Your task =>
In full and word for word, give the records again.
Start of Records to use
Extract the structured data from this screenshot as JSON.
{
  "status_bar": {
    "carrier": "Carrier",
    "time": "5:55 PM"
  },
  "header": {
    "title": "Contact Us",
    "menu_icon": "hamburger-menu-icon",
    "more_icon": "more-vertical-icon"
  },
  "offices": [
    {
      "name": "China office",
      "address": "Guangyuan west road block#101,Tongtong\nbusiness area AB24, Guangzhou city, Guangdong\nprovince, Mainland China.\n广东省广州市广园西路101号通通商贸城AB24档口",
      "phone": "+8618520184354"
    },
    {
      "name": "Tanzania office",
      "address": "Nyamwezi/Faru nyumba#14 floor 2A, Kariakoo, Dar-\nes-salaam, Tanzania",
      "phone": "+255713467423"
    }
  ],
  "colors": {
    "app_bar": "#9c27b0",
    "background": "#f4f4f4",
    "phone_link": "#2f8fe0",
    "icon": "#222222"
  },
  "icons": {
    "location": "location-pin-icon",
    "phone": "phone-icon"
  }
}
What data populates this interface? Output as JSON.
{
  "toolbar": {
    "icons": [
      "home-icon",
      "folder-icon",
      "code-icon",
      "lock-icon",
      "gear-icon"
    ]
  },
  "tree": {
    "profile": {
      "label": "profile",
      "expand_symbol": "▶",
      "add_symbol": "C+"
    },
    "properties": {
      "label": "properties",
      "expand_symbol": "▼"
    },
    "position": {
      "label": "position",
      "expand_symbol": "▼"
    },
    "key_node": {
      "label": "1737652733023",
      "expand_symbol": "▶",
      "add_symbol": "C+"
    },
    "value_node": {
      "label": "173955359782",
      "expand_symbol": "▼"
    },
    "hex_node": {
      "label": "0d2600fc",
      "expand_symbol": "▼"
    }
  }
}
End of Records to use
Written response =>
Extract the structured data from this screenshot as JSON.
{
  "status_bar": {
    "carrier": "Carrier",
    "time": "5:55 PM"
  },
  "header": {
    "title": "Contact Us",
    "menu_icon": "hamburger-menu-icon",
    "more_icon": "more-vertical-icon"
  },
  "offices": [
    {
      "name": "China office",
      "address": "Guangyuan west road block#101,Tongtong\nbusiness area AB24, Guangzhou city, Guangdong\nprovince, Mainland China.\n广东省广州市广园西路101号通通商贸城AB24档口",
      "phone": "+8618520184354"
    },
    {
      "name": "Tanzania office",
      "address": "Nyamwezi/Faru nyumba#14 floor 2A, Kariakoo, Dar-\nes-salaam, Tanzania",
      "phone": "+255713467423"
    }
  ],
  "colors": {
    "app_bar": "#9c27b0",
    "background": "#f4f4f4",
    "phone_link": "#2f8fe0",
    "icon": "#222222"
  },
  "icons": {
    "location": "location-pin-icon",
    "phone": "phone-icon"
  }
}
What data populates this interface? Output as JSON.
{
  "toolbar": {
    "icons": [
      "home-icon",
      "folder-icon",
      "code-icon",
      "lock-icon",
      "gear-icon"
    ]
  },
  "tree": {
    "profile": {
      "label": "profile",
      "expand_symbol": "▶",
      "add_symbol": "C+"
    },
    "properties": {
      "label": "properties",
      "expand_symbol": "▼"
    },
    "position": {
      "label": "position",
      "expand_symbol": "▼"
    },
    "key_node": {
      "label": "1737652733023",
      "expand_symbol": "▶",
      "add_symbol": "C+"
    },
    "value_node": {
      "label": "173955359782",
      "expand_symbol": "▼"
    },
    "hex_node": {
      "label": "0d2600fc",
      "expand_symbol": "▼"
    }
  }
}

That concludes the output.